Exercise brief >> Go through the data below and copy it exactly, skipping every picture.

(Website and app data records)
=======
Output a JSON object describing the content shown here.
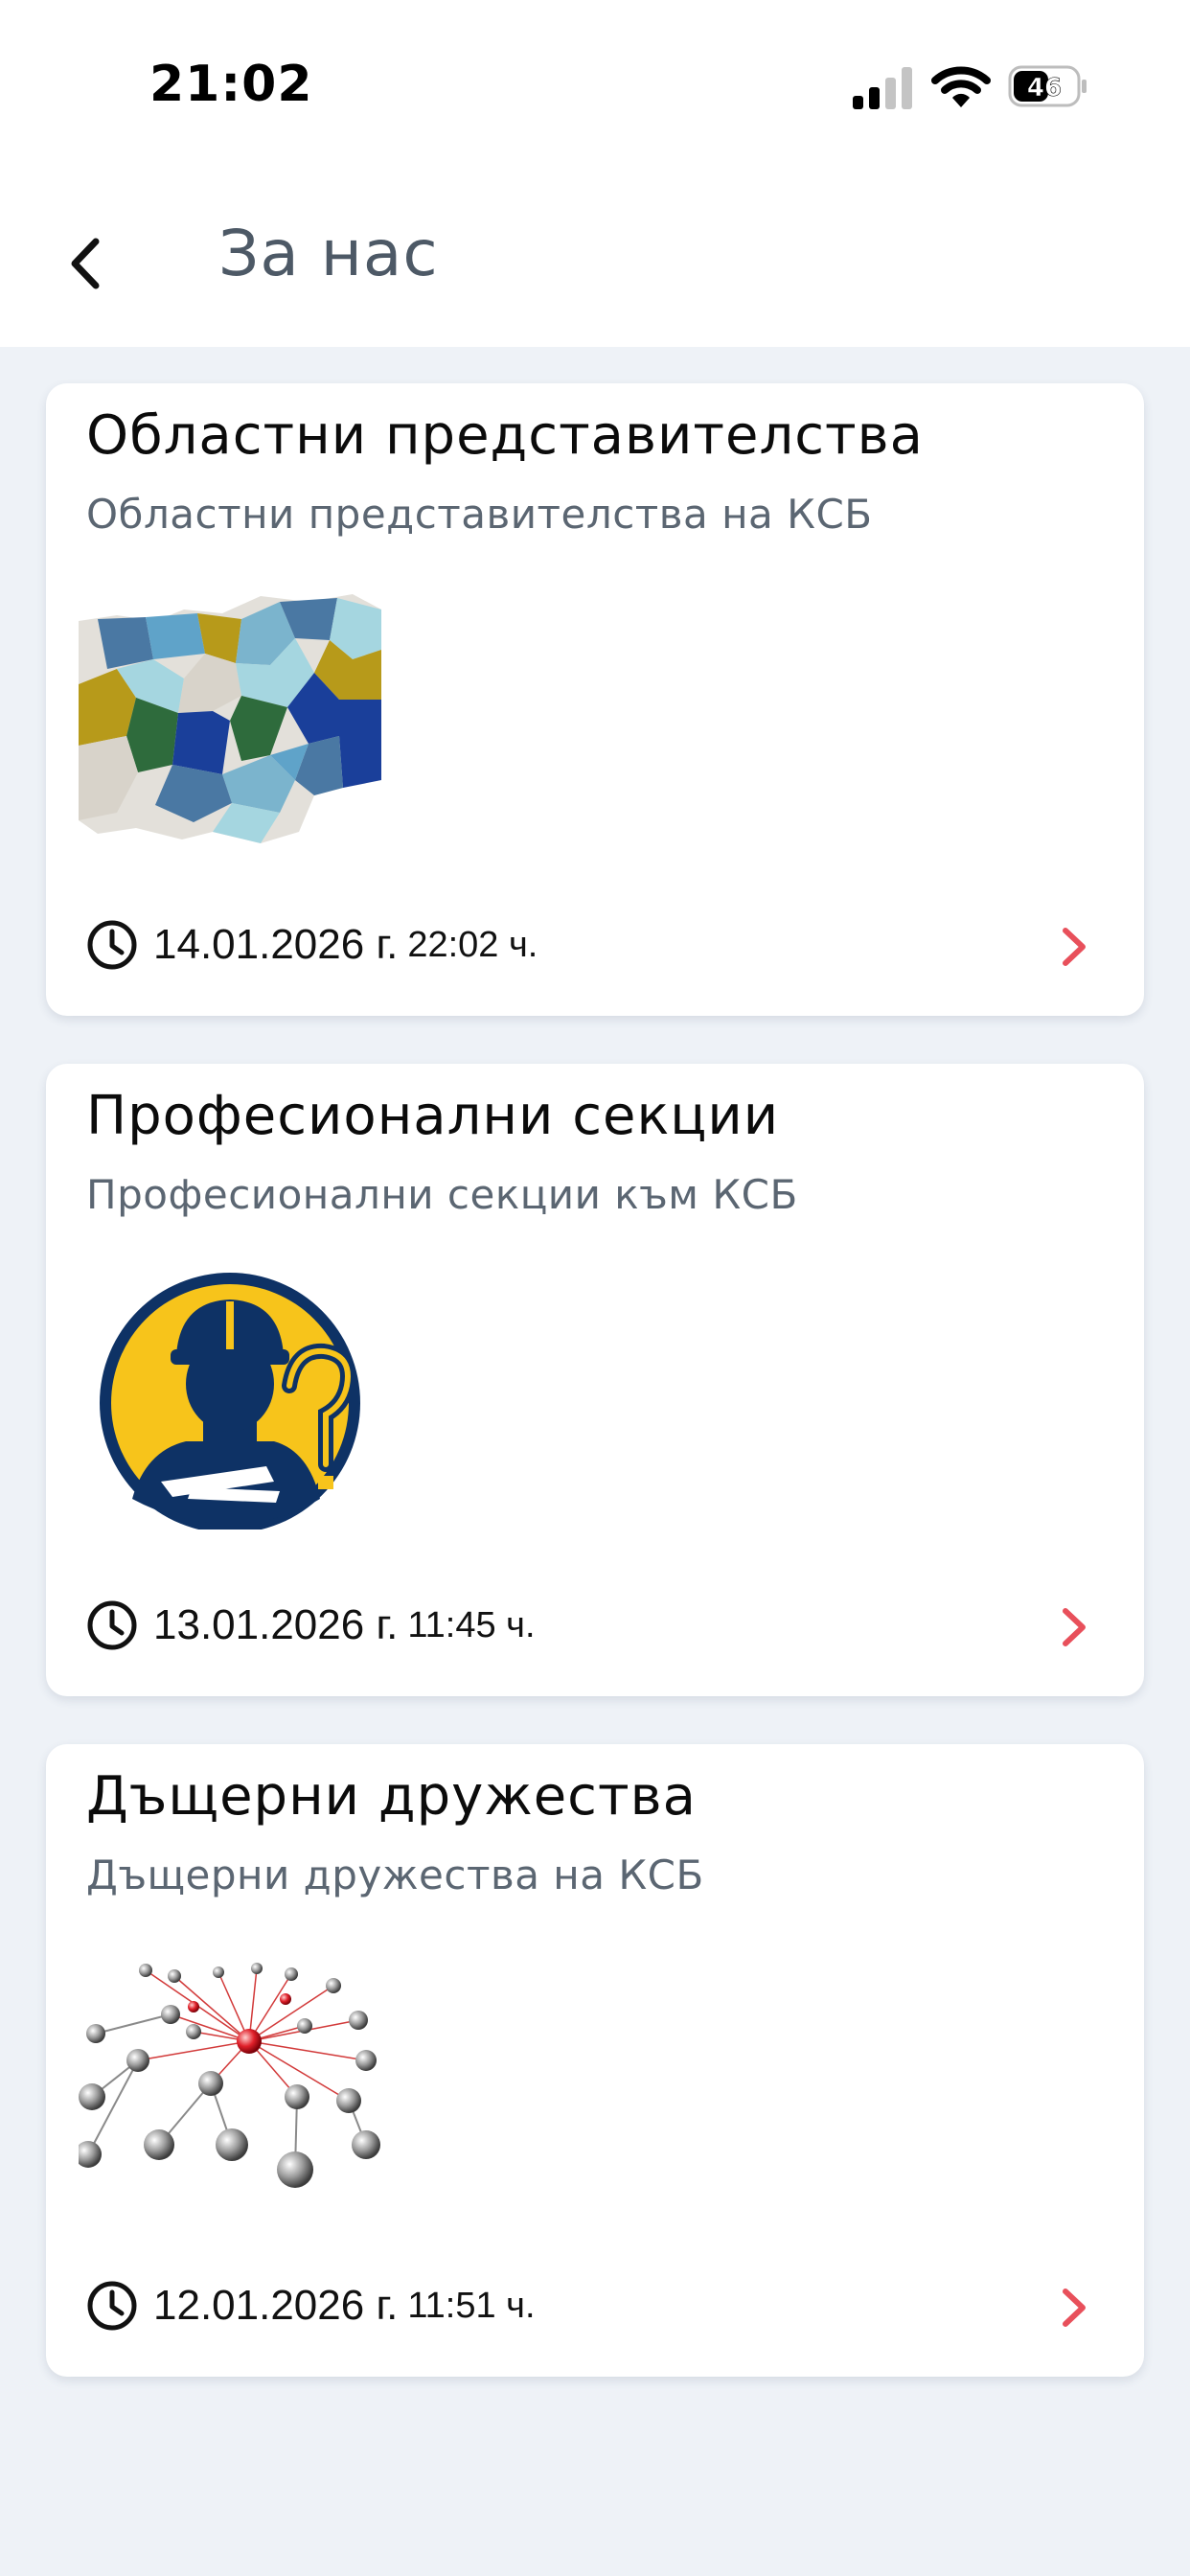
{
  "status_bar": {
    "time": "21:02",
    "battery": "46"
  },
  "header": {
    "title": "За нас",
    "back_icon": "chevron-left-icon"
  },
  "cards": [
    {
      "title": "Областни представителства",
      "subtitle": "Областни представителства на КСБ",
      "image": "bulgaria-regions-map",
      "date": "14.01.2026 г.",
      "time": "22:02 ч."
    },
    {
      "title": "Професионални секции",
      "subtitle": "Професионални секции към КСБ",
      "image": "builder-question-logo",
      "date": "13.01.2026 г.",
      "time": "11:45 ч."
    },
    {
      "title": "Дъщерни дружества",
      "subtitle": "Дъщерни дружества на КСБ",
      "image": "network-spheres-image",
      "date": "12.01.2026 г.",
      "time": "11:51 ч."
    }
  ],
  "colors": {
    "background": "#eef2f7",
    "card": "#ffffff",
    "accent_chevron": "#e8505b",
    "title_gray": "#4d5966",
    "subtitle_gray": "#5b6672"
  }
}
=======
Response area >>
Output a JSON object describing the content shown here.
{
  "status_bar": {
    "time": "21:02",
    "battery": "46"
  },
  "header": {
    "title": "За нас",
    "back_icon": "chevron-left-icon"
  },
  "cards": [
    {
      "title": "Областни представителства",
      "subtitle": "Областни представителства на КСБ",
      "image": "bulgaria-regions-map",
      "date": "14.01.2026 г.",
      "time": "22:02 ч."
    },
    {
      "title": "Професионални секции",
      "subtitle": "Професионални секции към КСБ",
      "image": "builder-question-logo",
      "date": "13.01.2026 г.",
      "time": "11:45 ч."
    },
    {
      "title": "Дъщерни дружества",
      "subtitle": "Дъщерни дружества на КСБ",
      "image": "network-spheres-image",
      "date": "12.01.2026 г.",
      "time": "11:51 ч."
    }
  ],
  "colors": {
    "background": "#eef2f7",
    "card": "#ffffff",
    "accent_chevron": "#e8505b",
    "title_gray": "#4d5966",
    "subtitle_gray": "#5b6672"
  }
}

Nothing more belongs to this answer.